TASK ITEM =>
Find the lines in these entries that include the word "默认箱标模板" and state how many there are, with no other words.

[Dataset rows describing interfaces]

#####

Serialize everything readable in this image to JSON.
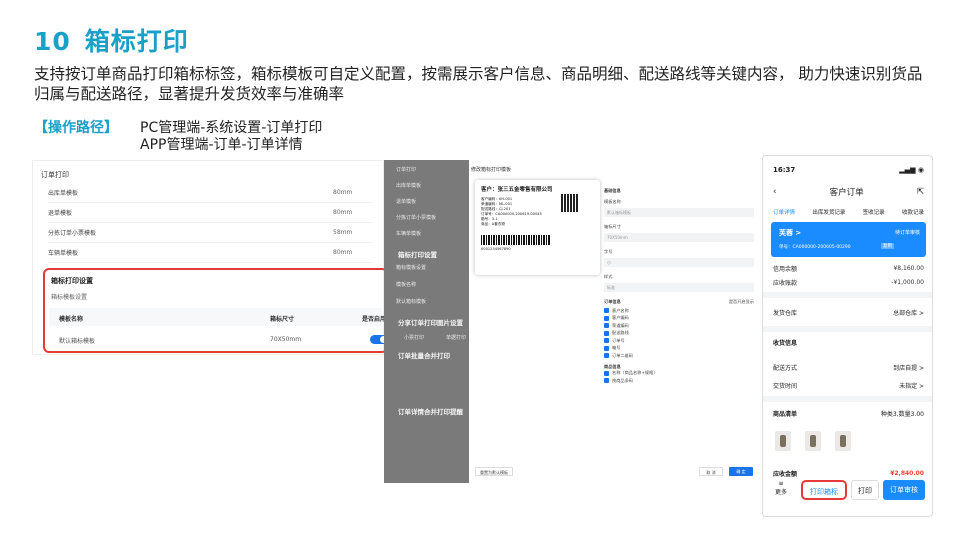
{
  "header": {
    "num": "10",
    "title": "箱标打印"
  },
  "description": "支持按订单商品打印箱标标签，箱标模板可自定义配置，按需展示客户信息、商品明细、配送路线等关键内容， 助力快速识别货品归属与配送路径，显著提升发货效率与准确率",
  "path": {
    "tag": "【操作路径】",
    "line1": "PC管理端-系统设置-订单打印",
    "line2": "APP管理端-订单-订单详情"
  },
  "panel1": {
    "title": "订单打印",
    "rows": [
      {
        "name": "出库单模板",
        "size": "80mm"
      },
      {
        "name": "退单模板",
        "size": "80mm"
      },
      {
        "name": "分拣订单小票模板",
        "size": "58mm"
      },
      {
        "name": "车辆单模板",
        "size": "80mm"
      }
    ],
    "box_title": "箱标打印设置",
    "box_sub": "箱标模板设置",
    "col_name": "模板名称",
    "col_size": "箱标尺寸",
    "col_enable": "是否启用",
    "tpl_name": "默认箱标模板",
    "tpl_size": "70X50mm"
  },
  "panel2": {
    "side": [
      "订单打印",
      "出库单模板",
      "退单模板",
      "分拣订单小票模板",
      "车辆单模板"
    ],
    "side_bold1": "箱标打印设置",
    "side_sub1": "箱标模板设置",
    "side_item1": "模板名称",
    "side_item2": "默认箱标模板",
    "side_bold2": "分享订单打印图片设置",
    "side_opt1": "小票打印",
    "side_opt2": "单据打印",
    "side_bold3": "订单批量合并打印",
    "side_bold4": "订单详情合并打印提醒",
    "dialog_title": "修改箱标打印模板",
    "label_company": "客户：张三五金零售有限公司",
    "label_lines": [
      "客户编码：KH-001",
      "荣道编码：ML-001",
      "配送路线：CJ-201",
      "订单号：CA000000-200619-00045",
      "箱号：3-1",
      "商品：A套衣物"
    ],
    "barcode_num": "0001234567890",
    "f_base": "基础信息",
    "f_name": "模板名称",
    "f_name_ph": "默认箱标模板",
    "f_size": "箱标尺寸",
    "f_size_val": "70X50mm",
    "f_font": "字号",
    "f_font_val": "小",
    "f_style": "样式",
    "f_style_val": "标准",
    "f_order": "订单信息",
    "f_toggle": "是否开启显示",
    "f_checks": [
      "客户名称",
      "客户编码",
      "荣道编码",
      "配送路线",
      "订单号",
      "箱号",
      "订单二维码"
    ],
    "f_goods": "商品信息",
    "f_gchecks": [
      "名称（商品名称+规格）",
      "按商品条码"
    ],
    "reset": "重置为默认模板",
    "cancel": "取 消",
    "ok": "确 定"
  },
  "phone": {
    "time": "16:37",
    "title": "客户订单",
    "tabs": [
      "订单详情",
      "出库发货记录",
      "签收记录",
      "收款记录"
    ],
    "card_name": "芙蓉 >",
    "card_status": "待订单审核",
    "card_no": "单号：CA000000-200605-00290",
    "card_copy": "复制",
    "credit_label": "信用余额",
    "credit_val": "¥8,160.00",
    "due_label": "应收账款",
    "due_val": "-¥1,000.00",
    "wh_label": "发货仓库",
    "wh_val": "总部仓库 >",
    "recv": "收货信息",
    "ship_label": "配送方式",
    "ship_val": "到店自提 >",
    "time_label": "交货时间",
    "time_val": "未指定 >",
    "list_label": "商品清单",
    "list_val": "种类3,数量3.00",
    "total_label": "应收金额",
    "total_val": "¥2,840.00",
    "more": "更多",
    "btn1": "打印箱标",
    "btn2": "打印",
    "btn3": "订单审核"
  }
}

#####

WRITTEN SOLUTION =>
3